• _INSTRUCTIONS FOR THE TASK_
Find the number of lines below in which the word "subtitle" appears, and write that number only.

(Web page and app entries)
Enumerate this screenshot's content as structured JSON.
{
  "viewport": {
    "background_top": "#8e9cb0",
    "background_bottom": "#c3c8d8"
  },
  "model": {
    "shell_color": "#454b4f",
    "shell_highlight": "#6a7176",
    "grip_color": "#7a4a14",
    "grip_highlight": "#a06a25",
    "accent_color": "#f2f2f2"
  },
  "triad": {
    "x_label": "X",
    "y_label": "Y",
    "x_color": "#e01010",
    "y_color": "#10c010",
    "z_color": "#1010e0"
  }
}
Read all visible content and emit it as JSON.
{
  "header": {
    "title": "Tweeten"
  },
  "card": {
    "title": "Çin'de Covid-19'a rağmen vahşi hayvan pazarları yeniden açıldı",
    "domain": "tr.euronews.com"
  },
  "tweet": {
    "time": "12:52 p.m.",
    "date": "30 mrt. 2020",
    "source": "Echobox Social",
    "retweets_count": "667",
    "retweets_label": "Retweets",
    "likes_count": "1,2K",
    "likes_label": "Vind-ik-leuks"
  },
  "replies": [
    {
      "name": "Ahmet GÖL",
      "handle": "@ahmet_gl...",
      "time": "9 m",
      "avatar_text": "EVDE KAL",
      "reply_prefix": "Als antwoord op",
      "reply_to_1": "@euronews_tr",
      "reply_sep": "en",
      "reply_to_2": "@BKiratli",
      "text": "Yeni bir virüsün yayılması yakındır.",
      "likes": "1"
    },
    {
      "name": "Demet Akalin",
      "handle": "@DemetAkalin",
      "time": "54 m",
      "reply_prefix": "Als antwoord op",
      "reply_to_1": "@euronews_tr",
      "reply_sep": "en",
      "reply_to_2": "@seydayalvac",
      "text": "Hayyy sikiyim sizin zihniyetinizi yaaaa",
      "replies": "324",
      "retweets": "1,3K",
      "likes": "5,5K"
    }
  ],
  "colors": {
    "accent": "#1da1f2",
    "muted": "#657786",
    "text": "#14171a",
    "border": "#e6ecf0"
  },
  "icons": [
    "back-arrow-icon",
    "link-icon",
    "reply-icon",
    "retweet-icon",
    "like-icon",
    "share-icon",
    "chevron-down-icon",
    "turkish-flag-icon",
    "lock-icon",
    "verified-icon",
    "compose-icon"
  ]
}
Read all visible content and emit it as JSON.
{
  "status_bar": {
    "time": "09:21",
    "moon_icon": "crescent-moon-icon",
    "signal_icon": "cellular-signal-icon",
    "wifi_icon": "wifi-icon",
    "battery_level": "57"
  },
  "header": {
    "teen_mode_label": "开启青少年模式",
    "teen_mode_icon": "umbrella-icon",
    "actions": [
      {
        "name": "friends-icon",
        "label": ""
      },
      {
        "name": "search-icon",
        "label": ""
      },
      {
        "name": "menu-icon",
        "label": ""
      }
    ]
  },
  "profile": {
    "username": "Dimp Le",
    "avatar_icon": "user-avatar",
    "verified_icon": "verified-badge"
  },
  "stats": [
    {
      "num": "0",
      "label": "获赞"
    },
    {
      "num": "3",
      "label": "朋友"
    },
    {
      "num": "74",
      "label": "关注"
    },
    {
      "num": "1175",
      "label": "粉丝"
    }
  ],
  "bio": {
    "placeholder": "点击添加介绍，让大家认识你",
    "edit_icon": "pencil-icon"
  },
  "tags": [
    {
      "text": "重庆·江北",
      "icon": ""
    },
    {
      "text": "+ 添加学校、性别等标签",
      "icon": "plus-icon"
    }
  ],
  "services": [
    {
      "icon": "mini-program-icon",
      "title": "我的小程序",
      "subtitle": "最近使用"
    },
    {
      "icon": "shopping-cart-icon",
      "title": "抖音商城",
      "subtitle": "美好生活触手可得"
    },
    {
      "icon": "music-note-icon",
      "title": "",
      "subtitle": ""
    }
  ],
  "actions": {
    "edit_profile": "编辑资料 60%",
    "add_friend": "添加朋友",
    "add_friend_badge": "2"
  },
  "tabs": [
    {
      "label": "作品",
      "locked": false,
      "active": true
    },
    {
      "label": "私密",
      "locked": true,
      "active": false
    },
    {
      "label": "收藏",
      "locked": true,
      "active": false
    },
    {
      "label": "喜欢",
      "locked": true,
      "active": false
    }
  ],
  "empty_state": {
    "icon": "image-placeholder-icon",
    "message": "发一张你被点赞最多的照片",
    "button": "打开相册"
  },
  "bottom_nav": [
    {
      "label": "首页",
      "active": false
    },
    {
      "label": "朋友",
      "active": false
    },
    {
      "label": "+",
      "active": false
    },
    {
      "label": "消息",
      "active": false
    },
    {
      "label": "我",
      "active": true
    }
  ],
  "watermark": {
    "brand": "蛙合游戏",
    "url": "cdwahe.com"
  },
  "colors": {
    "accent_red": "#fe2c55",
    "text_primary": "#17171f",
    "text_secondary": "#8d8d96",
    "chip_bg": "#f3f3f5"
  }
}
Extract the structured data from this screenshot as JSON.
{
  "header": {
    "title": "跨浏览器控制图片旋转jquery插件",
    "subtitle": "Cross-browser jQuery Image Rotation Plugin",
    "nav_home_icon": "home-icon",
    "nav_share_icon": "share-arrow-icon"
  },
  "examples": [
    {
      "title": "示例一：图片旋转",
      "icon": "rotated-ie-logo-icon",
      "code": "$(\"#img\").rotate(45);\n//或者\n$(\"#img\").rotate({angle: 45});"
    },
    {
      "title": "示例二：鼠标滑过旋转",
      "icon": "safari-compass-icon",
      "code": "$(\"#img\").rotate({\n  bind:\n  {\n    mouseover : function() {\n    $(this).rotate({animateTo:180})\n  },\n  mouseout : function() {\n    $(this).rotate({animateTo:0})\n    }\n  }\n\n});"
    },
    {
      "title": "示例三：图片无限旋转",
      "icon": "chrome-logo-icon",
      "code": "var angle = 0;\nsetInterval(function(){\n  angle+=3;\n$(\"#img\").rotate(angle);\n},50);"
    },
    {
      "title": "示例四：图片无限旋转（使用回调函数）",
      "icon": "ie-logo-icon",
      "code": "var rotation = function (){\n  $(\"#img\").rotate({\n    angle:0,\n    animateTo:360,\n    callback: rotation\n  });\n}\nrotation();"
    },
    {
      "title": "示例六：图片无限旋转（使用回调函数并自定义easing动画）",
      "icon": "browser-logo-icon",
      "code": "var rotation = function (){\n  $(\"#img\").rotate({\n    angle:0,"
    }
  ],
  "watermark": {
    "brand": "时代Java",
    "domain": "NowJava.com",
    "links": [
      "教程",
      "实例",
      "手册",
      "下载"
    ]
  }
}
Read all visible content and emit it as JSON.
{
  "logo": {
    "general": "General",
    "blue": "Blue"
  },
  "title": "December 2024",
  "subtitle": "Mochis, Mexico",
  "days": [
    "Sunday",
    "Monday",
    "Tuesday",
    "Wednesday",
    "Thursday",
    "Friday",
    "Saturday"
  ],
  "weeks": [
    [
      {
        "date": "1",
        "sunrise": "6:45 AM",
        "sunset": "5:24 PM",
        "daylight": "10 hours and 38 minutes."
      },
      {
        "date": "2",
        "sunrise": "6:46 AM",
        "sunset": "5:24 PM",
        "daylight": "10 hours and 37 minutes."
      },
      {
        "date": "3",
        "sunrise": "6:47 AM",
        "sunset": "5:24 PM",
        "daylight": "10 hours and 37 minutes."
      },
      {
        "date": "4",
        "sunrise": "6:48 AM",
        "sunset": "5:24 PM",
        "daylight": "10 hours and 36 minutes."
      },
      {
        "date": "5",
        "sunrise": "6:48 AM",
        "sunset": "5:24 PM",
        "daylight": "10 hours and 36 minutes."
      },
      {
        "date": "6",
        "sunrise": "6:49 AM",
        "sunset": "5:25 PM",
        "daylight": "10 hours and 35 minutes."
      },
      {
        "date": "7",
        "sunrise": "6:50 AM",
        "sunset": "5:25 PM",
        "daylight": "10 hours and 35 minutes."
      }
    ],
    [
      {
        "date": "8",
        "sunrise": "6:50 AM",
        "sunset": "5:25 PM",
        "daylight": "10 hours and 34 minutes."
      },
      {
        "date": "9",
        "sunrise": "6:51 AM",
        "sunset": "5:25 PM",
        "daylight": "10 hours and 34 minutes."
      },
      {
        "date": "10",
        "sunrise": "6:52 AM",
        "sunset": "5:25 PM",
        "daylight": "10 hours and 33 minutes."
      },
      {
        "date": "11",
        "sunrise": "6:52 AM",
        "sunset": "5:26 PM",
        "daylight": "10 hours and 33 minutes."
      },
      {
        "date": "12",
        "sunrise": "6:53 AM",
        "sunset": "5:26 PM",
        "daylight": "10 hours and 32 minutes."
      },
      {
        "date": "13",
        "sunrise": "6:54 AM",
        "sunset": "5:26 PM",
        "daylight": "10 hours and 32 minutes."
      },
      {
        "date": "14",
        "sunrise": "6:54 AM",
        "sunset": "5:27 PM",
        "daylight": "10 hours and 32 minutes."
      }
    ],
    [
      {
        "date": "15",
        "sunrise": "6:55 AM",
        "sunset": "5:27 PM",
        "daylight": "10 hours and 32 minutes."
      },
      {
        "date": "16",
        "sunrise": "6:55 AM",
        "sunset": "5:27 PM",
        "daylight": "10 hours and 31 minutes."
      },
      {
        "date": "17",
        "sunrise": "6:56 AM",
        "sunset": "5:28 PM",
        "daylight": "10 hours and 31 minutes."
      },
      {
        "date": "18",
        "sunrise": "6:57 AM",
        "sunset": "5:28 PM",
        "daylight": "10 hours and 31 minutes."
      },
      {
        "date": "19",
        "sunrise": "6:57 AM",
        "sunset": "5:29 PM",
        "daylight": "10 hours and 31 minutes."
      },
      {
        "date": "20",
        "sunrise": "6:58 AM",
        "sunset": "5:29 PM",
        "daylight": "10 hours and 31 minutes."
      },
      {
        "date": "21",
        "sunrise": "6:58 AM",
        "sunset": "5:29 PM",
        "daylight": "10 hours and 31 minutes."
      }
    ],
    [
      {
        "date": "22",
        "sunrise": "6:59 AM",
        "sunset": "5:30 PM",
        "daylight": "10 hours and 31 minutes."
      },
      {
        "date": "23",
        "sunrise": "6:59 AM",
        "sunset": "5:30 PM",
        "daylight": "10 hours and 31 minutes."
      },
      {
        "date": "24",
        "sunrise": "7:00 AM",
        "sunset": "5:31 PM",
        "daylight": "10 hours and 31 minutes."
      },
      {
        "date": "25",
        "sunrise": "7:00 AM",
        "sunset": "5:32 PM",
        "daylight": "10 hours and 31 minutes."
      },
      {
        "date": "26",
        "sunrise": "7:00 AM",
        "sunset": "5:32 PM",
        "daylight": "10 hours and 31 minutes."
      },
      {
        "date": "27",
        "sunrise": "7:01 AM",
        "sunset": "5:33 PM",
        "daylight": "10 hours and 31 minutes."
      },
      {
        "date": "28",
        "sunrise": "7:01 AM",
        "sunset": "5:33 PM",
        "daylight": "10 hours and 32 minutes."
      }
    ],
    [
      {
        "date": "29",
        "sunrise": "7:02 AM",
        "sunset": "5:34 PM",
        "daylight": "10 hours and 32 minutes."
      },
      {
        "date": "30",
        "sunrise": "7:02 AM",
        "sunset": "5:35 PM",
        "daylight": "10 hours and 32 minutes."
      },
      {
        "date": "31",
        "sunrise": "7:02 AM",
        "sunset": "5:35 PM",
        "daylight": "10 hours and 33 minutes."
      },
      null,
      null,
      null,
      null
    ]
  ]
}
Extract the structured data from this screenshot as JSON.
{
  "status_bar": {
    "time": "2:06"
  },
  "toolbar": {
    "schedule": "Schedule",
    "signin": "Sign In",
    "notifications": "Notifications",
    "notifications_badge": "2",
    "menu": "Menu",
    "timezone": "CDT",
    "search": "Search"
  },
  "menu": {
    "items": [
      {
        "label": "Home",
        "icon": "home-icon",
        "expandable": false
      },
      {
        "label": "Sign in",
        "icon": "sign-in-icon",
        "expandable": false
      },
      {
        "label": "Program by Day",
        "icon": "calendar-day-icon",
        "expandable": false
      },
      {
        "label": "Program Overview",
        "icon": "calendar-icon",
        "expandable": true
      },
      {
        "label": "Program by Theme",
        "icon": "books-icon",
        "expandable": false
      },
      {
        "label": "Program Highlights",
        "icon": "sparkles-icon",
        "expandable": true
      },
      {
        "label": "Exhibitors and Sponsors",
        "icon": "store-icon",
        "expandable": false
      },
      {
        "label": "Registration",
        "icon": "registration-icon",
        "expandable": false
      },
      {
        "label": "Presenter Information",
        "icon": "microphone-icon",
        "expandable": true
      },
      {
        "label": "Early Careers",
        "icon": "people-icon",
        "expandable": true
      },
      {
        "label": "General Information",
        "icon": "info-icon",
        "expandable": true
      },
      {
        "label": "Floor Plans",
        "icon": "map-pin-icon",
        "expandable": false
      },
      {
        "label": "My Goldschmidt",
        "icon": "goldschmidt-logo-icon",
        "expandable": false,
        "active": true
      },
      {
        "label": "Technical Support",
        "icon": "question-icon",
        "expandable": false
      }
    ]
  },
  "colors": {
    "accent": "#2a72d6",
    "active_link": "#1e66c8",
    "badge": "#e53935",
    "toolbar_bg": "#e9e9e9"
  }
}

• _ANSWER AREA_
5